Position #1: Faith and culture writer Jonathan Merritt says that too much of the debate has centered around the question of if teaching the Bible is appropriate in a public school setting, but few recognize that the question of how is far more contentious:
Those who teach these courses will most likely be non-literalists trained at secular state universities, not homeschooled conservative evangelicals or Bible college graduates. They may believe that the many "seeming contradictions" of the Bible are actual ones. If asked, they may teach students that the stories of "Jonah and the Whale" or "Noah's Ark" are mythic allegories, rather than historical accounts of miraculous events.
Do the Christians crying for a reintroduction of Bible courses want their children taught, for example, that the creation account in Genesis is little more than pretty poetry? It's safe to assume they do not. But most haven't thought this deeply about the issue.
Position #2: Scot McKnight, Professor of New Testament at Northern Seminary, believes Merritt's concern about the character and intent of those who will be teaching the Bible in public schools are overstated and finds other reasons to support such classes:
I see the Bible in a public conversation to be a good thing since it will enhance the reading of the Bible; students are mostly sharp enough not simply to believe whatever a teacher in a public school might teach; this will generate more conversations between parents and their children about the Bible; this will encourage pastors and churches to be more aware of alternative views and it will necessarily sharpen their own readings; one needs to be exposed to alternative views about the Bible; Paul was happy someone was talking about the gospel even if he didn't like all they were saying; . . .
Scoring the Debate: While Merritt expresses valid concerns about how the Bible will be taught in schools, I believe the benefits outweigh the drawbacks. From a pedagogical perspective, teaching the Bible is essential to developing a broad-based education. The Bible is a foundational document of Western culture and any student unfamiliar with the text will fail to understand the thousands of references, allusions, and metaphors used in art, literature, and history.
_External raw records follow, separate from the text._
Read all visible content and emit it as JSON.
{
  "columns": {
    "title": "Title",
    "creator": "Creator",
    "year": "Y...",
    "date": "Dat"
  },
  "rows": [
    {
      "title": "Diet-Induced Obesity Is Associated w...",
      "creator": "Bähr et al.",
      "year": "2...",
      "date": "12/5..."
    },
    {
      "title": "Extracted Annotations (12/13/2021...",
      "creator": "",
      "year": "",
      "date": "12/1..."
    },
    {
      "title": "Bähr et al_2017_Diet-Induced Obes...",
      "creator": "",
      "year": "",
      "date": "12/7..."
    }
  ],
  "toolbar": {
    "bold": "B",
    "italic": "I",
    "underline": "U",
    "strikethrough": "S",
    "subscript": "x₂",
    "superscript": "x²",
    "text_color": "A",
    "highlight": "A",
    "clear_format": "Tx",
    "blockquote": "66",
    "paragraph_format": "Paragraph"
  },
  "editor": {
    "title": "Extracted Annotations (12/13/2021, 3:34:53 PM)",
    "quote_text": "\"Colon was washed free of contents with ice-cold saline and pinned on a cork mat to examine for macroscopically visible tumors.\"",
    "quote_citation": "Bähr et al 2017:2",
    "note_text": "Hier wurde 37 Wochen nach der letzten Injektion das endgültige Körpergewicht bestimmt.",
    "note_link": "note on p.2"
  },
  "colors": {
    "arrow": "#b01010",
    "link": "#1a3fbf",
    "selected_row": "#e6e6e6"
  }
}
As literary critic E.D. Hirsch, Jr. once claimed, "No one in the English speaking world can be considered literate without a basic knowledge of the Bible."
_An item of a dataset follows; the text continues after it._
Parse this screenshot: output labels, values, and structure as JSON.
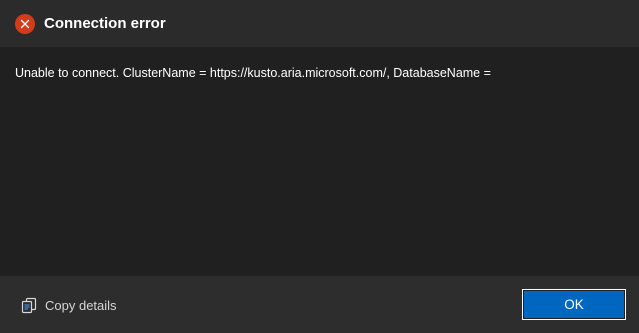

Unfortunately, this form of illiteracy is pervasive in America—even among Christians. Many young evangelicals will heartily proclaim that the Bible is true without knowing much about the actual contents of the book. When confronted by critics of the Bible, they are often incapable of even understanding the arguments being made, much less aware of how to respond effectively. Merritt, however, believes this is a primary reason not to teach the Bible is school:
Conservative Christians should know better than to advocate for such courses. After all, they have long decried the well-documented "liberalizing effect" of public college and universities who offer similar courses. Many conservative Christians leave home for college, take an introduction to religion course, and return with an entirely different worldview than their parents hold. Do they want the same experience with their seventh graders?
In my experience, seventh graders tend to be less academically gullible than college freshman. Young Christians in college tend to be overawed by their teachers (a trait not often shared by their siblings in junior high) and unaware that the criticisms made about the Bible by their professors have been effectively addressed or rebutted by prominent Christian scholars thousands of times before. If exposed to alternate views of the Bible at an early age—and their parents and church leaders intelligently address their questions and concerns—students are more likely to learn how to think for themselves and less less likely to fall for substandard secular perspectives of God's Word.
What do you think, should the Bible be taught in public schools?